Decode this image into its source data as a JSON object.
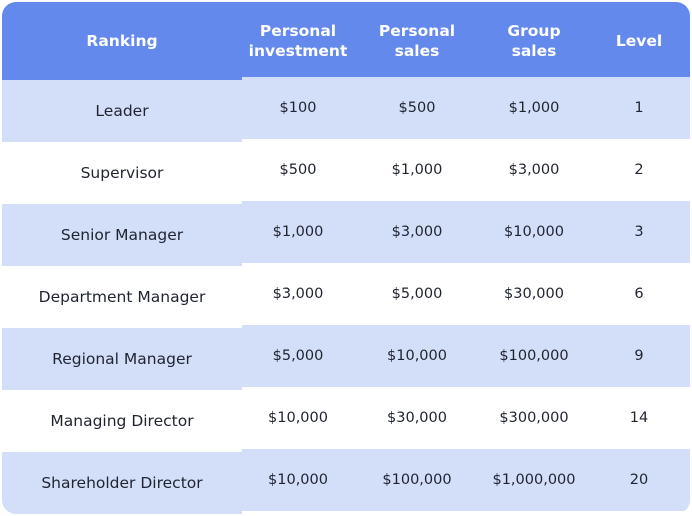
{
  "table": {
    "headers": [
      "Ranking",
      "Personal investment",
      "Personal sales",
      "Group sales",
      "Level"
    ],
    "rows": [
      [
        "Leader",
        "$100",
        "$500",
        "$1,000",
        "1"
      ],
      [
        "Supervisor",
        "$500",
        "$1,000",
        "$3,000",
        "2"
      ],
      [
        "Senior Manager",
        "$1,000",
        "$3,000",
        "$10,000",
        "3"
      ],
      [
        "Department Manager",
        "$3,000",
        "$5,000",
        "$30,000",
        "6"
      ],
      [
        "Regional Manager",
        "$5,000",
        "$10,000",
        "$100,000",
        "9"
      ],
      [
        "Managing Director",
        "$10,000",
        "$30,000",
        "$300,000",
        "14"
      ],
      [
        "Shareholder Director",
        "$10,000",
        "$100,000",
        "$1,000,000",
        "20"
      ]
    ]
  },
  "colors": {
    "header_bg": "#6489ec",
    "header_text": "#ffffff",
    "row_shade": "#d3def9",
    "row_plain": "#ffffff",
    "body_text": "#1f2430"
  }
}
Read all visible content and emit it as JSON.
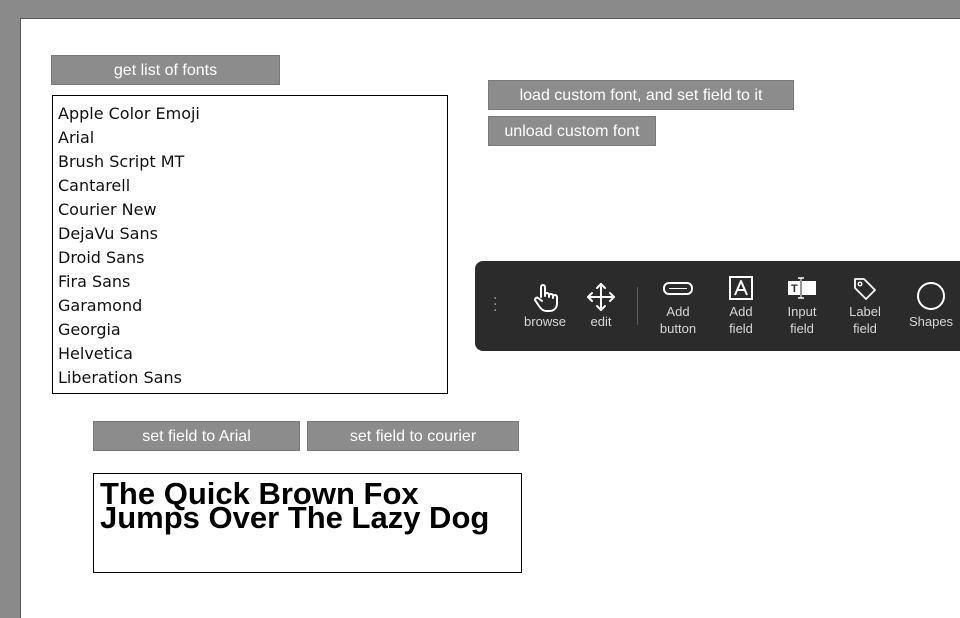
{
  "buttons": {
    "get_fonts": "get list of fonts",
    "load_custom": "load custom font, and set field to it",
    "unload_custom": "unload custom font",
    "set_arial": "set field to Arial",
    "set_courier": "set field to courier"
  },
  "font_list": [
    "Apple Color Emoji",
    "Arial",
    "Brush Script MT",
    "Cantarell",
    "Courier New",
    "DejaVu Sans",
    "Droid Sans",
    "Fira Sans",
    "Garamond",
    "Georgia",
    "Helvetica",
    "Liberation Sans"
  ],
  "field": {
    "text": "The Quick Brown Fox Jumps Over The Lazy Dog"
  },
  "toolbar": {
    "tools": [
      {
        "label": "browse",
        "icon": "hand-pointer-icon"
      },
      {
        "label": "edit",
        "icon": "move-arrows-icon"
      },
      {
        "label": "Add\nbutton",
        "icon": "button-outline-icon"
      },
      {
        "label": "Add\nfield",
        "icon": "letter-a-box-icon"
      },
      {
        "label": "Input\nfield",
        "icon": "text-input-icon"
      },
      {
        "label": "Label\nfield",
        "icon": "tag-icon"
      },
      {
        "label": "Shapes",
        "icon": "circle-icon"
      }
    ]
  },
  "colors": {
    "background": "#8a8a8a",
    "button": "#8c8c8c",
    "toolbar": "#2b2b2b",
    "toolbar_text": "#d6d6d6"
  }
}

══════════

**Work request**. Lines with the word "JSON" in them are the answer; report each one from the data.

**Task response**.
Decode this image into its source data as a JSON object.
Read all visible content and emit it as JSON.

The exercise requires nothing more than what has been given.